Husband is starting to repeat old stories exactly like his dad
DEAR ANNIE: It is a modern kind of problem to have such a long life expectancy. My husband and I are in our early 60s. His parents are in their early 90s. They still live independently and are fairly healthy. We often have family get-togethers with his parents, our children and our grandchildren.
My husband’s father tells the same stories over and over. He completely monopolizes conversations and will interrupt a speaker and start telling his own tale from days long gone. His wife will sometimes say, “Dear, you’ve told this story before,” and he will momentarily pause, but his brain is stuck on one track and he’ll keep going. He is unable not to continue, complete with the same jokes and dramatic pauses that he has learned through repetition. We try to be polite and listen, but I see how my children’s eyes glaze over and eventually, they find reasons to leave.

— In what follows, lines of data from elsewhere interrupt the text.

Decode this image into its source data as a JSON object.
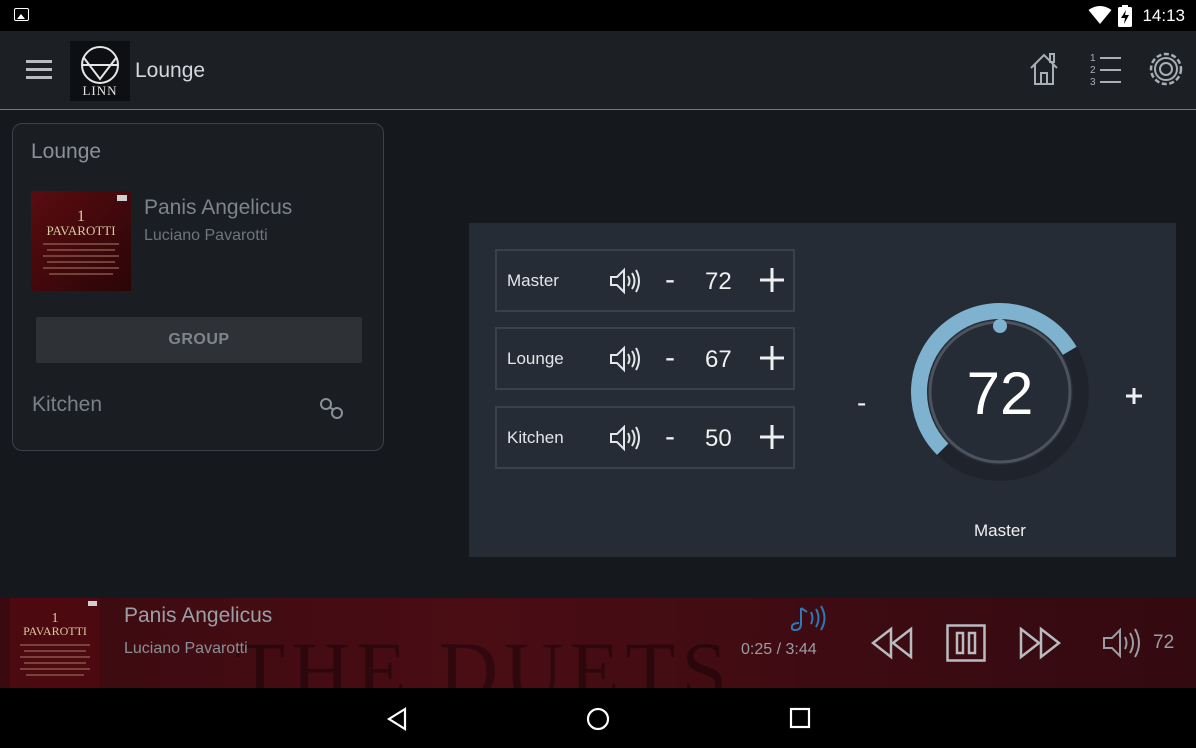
{
  "status_bar": {
    "time": "14:13",
    "icons": [
      "image-icon",
      "wifi-icon",
      "battery-charging-icon"
    ]
  },
  "app_bar": {
    "menu_icon": "menu-icon",
    "logo_text": "LINN",
    "title": "Lounge",
    "actions": [
      "home-icon",
      "playlist-icon",
      "settings-icon"
    ]
  },
  "room_card": {
    "title": "Lounge",
    "track": "Panis Angelicus",
    "artist": "Luciano Pavarotti",
    "group_button": "GROUP",
    "other_room": "Kitchen"
  },
  "volume_panel": {
    "rows": [
      {
        "label": "Master",
        "minus": "-",
        "value": "72"
      },
      {
        "label": "Lounge",
        "minus": "-",
        "value": "67"
      },
      {
        "label": "Kitchen",
        "minus": "-",
        "value": "50"
      }
    ],
    "dial": {
      "value": "72",
      "label": "Master",
      "minus": "-",
      "level": 0.72
    }
  },
  "now_playing": {
    "track": "Panis Angelicus",
    "artist": "Luciano Pavarotti",
    "time": "0:25 / 3:44",
    "volume": "72",
    "background_text": "THE DUETS"
  },
  "colors": {
    "accent": "#7fb2cf",
    "panel": "#262c35",
    "now_playing_bg": "#3e0b12"
  }
}
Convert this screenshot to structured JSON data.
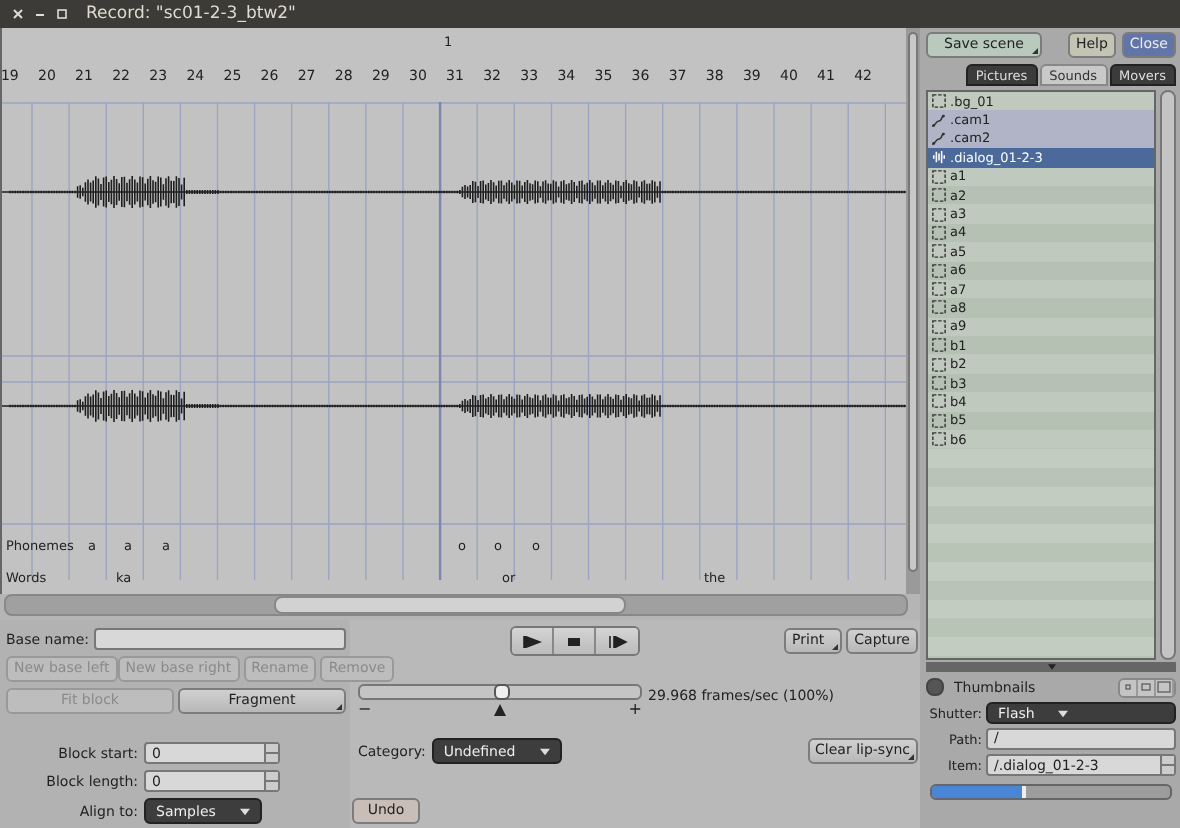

Here’s the real problem: Over the past few years, I have seen my husband developing this same need to speak. Usually, he wants to make a point or he has some complaint. But he seems unable to just let it go. He also has started telling long stories, over and over, about his younger days. Yesterday, he ruined a family lunch by fighting about something minor that he absolutely could not let pass.
I don’t want to spend years hearing the same stories and putting up with a husband who is unable to be silent and listen to others. My father-in-law is oblivious to others, and I can see that his son is headed the same way. What can be done?
Dear L.: You’re overlooking the possibility of an inherited neurological problem behind this tendency. It is not uncommon for some seniors to become repetitive and focus on their younger days. But the inability to drop an issue when asked, even when it causes family fights, has an element of compulsive behavior. Please talk to your husband about this when he is in a more reasonable mood. Ask him to speak to his doctor about an evaluation, or better, go with him. But please work on your tolerance levels. Your husband isn’t being annoying on purpose. Instead of allowing your frustration to boil over, try to understand how difficult it is for him to control himself, and then help others be understanding, as well.